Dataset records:
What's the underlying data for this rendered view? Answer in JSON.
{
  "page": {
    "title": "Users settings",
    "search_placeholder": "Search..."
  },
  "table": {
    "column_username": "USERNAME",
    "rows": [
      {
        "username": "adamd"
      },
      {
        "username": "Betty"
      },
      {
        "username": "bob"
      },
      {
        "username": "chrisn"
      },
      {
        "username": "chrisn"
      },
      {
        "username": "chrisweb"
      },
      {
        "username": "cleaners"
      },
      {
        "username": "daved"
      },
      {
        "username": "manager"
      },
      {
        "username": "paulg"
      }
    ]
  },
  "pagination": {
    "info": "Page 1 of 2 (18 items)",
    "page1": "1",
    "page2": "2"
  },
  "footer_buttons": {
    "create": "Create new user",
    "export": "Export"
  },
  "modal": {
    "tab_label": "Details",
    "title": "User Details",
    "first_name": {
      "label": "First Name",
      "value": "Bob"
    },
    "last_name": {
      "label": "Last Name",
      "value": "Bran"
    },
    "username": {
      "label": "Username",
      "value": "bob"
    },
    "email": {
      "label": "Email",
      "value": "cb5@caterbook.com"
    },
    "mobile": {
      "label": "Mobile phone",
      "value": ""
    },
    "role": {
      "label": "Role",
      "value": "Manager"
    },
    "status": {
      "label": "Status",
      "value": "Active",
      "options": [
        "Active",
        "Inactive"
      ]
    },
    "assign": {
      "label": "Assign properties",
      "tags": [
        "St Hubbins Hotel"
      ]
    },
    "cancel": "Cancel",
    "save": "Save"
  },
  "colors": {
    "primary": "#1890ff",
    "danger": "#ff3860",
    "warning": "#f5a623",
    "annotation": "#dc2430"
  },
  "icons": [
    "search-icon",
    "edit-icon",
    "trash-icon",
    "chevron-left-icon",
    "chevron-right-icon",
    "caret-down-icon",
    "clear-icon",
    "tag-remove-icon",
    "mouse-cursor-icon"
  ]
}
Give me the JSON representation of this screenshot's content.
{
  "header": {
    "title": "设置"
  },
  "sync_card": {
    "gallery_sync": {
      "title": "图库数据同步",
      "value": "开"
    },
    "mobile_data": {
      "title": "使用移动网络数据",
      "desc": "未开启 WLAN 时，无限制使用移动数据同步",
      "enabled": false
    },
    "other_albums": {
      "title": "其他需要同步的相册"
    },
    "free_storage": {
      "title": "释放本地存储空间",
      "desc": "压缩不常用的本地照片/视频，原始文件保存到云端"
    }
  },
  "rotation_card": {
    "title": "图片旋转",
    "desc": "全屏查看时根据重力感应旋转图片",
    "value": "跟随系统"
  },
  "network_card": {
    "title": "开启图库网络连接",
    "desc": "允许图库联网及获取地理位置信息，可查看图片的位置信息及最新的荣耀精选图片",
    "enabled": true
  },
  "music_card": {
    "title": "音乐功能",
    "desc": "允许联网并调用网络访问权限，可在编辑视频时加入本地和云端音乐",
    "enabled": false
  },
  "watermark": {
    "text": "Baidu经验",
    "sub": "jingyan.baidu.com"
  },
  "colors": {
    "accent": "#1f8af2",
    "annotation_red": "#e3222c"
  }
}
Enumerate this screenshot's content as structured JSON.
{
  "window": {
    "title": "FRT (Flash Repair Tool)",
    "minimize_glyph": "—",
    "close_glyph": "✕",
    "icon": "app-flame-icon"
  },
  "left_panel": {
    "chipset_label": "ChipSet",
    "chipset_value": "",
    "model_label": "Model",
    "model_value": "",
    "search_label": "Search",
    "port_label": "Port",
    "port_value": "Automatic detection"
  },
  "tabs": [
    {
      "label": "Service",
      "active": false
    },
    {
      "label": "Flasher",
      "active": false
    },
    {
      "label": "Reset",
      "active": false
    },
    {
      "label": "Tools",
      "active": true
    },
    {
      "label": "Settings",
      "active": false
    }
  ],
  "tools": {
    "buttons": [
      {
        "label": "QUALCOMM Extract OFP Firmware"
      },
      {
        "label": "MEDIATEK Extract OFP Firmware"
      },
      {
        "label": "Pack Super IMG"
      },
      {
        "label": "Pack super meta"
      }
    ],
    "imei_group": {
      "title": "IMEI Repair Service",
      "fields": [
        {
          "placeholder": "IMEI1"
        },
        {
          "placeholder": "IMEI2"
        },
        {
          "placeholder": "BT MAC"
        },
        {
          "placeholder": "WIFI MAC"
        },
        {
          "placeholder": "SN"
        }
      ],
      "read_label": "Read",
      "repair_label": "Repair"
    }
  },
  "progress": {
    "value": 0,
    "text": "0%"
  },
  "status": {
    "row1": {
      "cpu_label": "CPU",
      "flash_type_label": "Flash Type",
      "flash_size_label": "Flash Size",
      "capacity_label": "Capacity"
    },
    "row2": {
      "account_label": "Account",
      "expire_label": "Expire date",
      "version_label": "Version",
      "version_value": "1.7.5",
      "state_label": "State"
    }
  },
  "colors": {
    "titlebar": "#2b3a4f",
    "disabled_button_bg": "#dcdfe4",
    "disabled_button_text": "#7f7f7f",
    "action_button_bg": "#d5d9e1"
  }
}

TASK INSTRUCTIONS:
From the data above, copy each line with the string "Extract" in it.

ANSWER SECTION:
        "label": "QUALCOMM Extract OFP Firmware"
        "label": "MEDIATEK Extract OFP Firmware"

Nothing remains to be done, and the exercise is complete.